Friday, February 3, 2017

Review: Moonstone Conspiracy by Elizabeth Ellen Carter

Title: Moonstone Conspiracy
Author: Elizabeth Ellen Carter
Genre/Age: Historical Romance/Adult
Series: None
Publisher: Etopia Press
Format: ebook via The Romance Reviews
Rating: ✺✺✺
SynopsisRevolution in France, rebels in England, and one woman caught in the crossfire... 

For her unwitting participation in a plot to embezzle the Exchequer, Lady Abigail Houghall has spent the last two years exiled to the city of Bath. A card sharp, sometime mistress, and target of scandalous gossip by the London Beau Monde, Lady Abigail plots to escape her gilded cage as well as the prudish society that condemns her. But the times are not easy. France is in chaos. The king has been executed, and whispers of a similar revolution are stirring in England. And because of her participation in the robbery plot, the Spymaster of England is blackmailing her into passing him information about the members of London’s upper crust. 

When the dashing English spy Daniel Ridgeway takes a seat at her card table and threatens to expose her for cheating, she has no choice but to do as he demands: seduce the leader of the revolutionaries and learn what she can about their plot. As she’s drawn deeper into Daniel’s dangerous world, from the seedy backstreets of London to the claustrophobic catacombs of a war-torn Paris, she realizes an even more dangerous fact. She’s falling in love with her seductive partner. And the stakes of this game might just be too high, even for her.

The Romance Review

**Disclaimer: I received a complimentary copy of this book in exchange for honest review.**

When two outcasts find common ground...

Abigail has a particular set of skills that most women in her level of society do not possess. Not only can she charm even the most rigid of people, but she can con her way through nearly any situation. As a spy, she has taken on a new challenge, but her dream is to flee to faraway lands and live a life of independence.

Daniel lives with several regrets. He is estranged from his family, left the love of his life behind, and now fears a dear friend may be lost in enemy territory. When he is partnered with Abigail to fulfill his next mission, he knows that falling for the woman will only be another sorrow to add to his list.

Unfortunately for Daniel, both his heart and Abigail refuse to let him write off his growing affection for her. But even if he does admit his true feelings, the circumstances of their predicament become unsafe as they try to flee from their enemies. Abigail must take it upon herself to get them to safety before it's too late.

It took a little while for me to get into this one. While the book was on the wordy side, there were a lot of things that I didn't think were explained clearly enough. For example, we're given a glimpse as to why Abigail did not marry as a younger woman. But even after reading over the passage twice, I still didn't entirely grasp what happened. I eventually just gave up trying to understand it and moved on, hoping it wouldn't affect the rest of the story.

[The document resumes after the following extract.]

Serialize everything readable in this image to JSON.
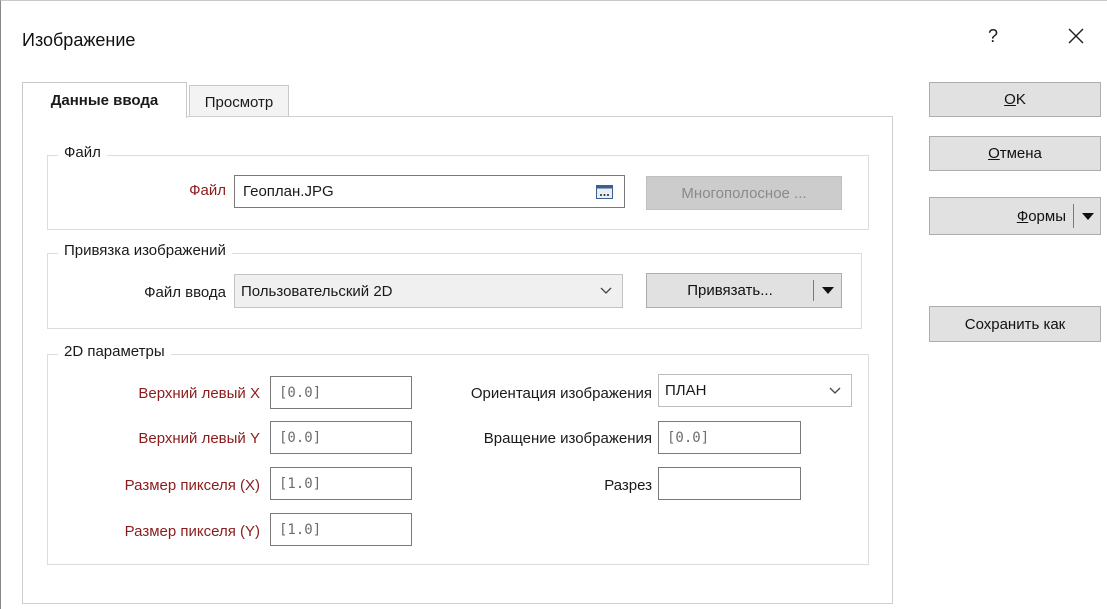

The conspiracy side of this book took center stage. There were plenty of nefarious characters to be wary of and a few clues dropped here and there. This element may have actually been too much of the focus for my liking. But if you like a suspenseful historical plot with spies and schemes, this has a good one.

Because the mystery was really the focus of the story, the romance side took a hit. Our couple barely spend any time together in the first half of the book. So when the declarations of love happen, I didn't find them entirely believable or genuine. I would have preferred to see less conspiracy and more romance. In the second half of the book, the story does pick up and our couple do finally get some moments of real intimacy. But by that point, I wasn't completely convinced by their relationship.

In closing...
Weaker on the romance front but the suspenseful plot keeps it interesting. Three suns!

Book provided by and reviewed for:

No comments:

Post a Comment